*** Begin section ***

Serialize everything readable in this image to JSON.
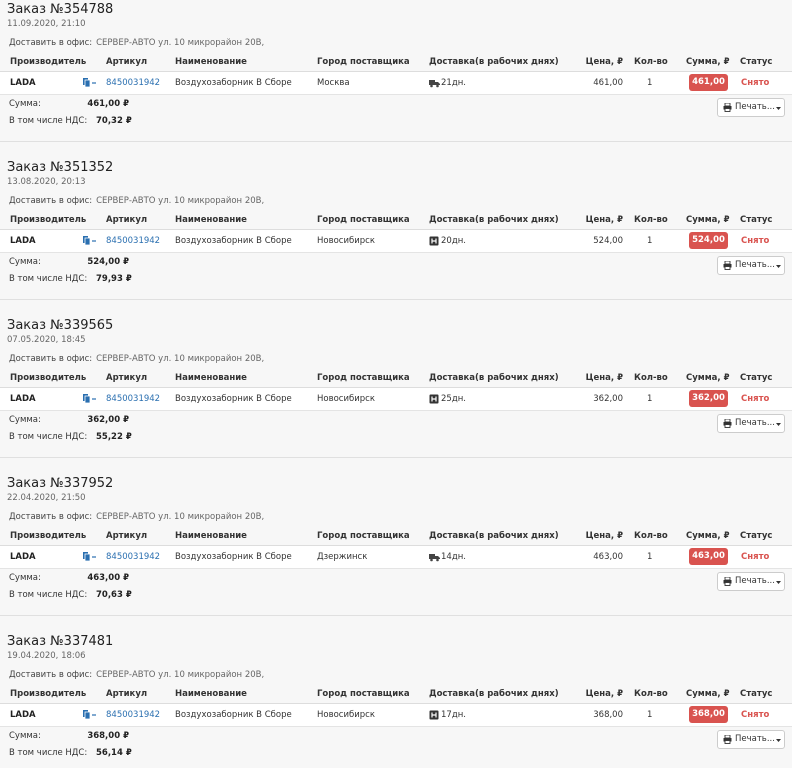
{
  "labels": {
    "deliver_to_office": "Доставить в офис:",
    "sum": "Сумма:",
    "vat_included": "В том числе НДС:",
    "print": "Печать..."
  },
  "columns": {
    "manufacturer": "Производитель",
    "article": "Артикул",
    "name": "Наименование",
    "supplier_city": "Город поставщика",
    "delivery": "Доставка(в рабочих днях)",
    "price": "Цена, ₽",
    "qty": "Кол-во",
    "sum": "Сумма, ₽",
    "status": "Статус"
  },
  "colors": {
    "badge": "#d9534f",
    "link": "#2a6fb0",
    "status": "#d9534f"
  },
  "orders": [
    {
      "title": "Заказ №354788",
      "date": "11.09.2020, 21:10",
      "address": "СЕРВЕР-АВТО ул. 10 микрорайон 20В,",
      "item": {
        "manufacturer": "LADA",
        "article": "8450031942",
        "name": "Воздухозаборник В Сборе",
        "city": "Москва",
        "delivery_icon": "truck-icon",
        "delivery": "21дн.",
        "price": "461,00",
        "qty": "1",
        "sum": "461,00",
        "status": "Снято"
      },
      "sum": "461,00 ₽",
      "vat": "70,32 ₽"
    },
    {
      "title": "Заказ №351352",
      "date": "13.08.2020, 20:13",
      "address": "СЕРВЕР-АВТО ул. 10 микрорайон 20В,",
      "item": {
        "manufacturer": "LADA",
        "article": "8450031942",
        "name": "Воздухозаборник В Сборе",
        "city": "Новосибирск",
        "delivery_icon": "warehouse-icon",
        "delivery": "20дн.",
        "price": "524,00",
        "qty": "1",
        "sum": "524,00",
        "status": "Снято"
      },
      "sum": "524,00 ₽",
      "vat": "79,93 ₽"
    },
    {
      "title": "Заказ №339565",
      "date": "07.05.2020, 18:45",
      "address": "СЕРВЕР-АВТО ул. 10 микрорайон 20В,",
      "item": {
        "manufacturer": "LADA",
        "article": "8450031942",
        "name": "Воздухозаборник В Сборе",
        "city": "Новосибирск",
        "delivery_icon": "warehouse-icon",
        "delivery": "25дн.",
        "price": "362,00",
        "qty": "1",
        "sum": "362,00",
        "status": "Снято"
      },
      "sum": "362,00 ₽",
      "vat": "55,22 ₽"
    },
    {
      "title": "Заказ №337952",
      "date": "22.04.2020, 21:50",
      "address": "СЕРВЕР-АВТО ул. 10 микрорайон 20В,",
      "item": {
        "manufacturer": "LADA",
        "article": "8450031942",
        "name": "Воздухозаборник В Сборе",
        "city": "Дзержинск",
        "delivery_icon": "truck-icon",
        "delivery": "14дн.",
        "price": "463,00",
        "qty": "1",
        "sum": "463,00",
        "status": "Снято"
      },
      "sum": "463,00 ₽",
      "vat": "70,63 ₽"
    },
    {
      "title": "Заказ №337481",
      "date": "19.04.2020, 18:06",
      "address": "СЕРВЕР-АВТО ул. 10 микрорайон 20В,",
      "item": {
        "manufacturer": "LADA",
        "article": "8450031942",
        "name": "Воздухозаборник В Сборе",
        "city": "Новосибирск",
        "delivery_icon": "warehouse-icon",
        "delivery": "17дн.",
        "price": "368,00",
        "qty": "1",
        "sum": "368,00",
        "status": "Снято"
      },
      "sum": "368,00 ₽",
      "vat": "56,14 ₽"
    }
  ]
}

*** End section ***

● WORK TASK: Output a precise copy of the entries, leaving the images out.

● YOUR RESPONSE:
Serialize everything readable in this image to JSON.
{
  "labels": {
    "deliver_to_office": "Доставить в офис:",
    "sum": "Сумма:",
    "vat_included": "В том числе НДС:",
    "print": "Печать..."
  },
  "columns": {
    "manufacturer": "Производитель",
    "article": "Артикул",
    "name": "Наименование",
    "supplier_city": "Город поставщика",
    "delivery": "Доставка(в рабочих днях)",
    "price": "Цена, ₽",
    "qty": "Кол-во",
    "sum": "Сумма, ₽",
    "status": "Статус"
  },
  "colors": {
    "badge": "#d9534f",
    "link": "#2a6fb0",
    "status": "#d9534f"
  },
  "orders": [
    {
      "title": "Заказ №354788",
      "date": "11.09.2020, 21:10",
      "address": "СЕРВЕР-АВТО ул. 10 микрорайон 20В,",
      "item": {
        "manufacturer": "LADA",
        "article": "8450031942",
        "name": "Воздухозаборник В Сборе",
        "city": "Москва",
        "delivery_icon": "truck-icon",
        "delivery": "21дн.",
        "price": "461,00",
        "qty": "1",
        "sum": "461,00",
        "status": "Снято"
      },
      "sum": "461,00 ₽",
      "vat": "70,32 ₽"
    },
    {
      "title": "Заказ №351352",
      "date": "13.08.2020, 20:13",
      "address": "СЕРВЕР-АВТО ул. 10 микрорайон 20В,",
      "item": {
        "manufacturer": "LADA",
        "article": "8450031942",
        "name": "Воздухозаборник В Сборе",
        "city": "Новосибирск",
        "delivery_icon": "warehouse-icon",
        "delivery": "20дн.",
        "price": "524,00",
        "qty": "1",
        "sum": "524,00",
        "status": "Снято"
      },
      "sum": "524,00 ₽",
      "vat": "79,93 ₽"
    },
    {
      "title": "Заказ №339565",
      "date": "07.05.2020, 18:45",
      "address": "СЕРВЕР-АВТО ул. 10 микрорайон 20В,",
      "item": {
        "manufacturer": "LADA",
        "article": "8450031942",
        "name": "Воздухозаборник В Сборе",
        "city": "Новосибирск",
        "delivery_icon": "warehouse-icon",
        "delivery": "25дн.",
        "price": "362,00",
        "qty": "1",
        "sum": "362,00",
        "status": "Снято"
      },
      "sum": "362,00 ₽",
      "vat": "55,22 ₽"
    },
    {
      "title": "Заказ №337952",
      "date": "22.04.2020, 21:50",
      "address": "СЕРВЕР-АВТО ул. 10 микрорайон 20В,",
      "item": {
        "manufacturer": "LADA",
        "article": "8450031942",
        "name": "Воздухозаборник В Сборе",
        "city": "Дзержинск",
        "delivery_icon": "truck-icon",
        "delivery": "14дн.",
        "price": "463,00",
        "qty": "1",
        "sum": "463,00",
        "status": "Снято"
      },
      "sum": "463,00 ₽",
      "vat": "70,63 ₽"
    },
    {
      "title": "Заказ №337481",
      "date": "19.04.2020, 18:06",
      "address": "СЕРВЕР-АВТО ул. 10 микрорайон 20В,",
      "item": {
        "manufacturer": "LADA",
        "article": "8450031942",
        "name": "Воздухозаборник В Сборе",
        "city": "Новосибирск",
        "delivery_icon": "warehouse-icon",
        "delivery": "17дн.",
        "price": "368,00",
        "qty": "1",
        "sum": "368,00",
        "status": "Снято"
      },
      "sum": "368,00 ₽",
      "vat": "56,14 ₽"
    }
  ]
}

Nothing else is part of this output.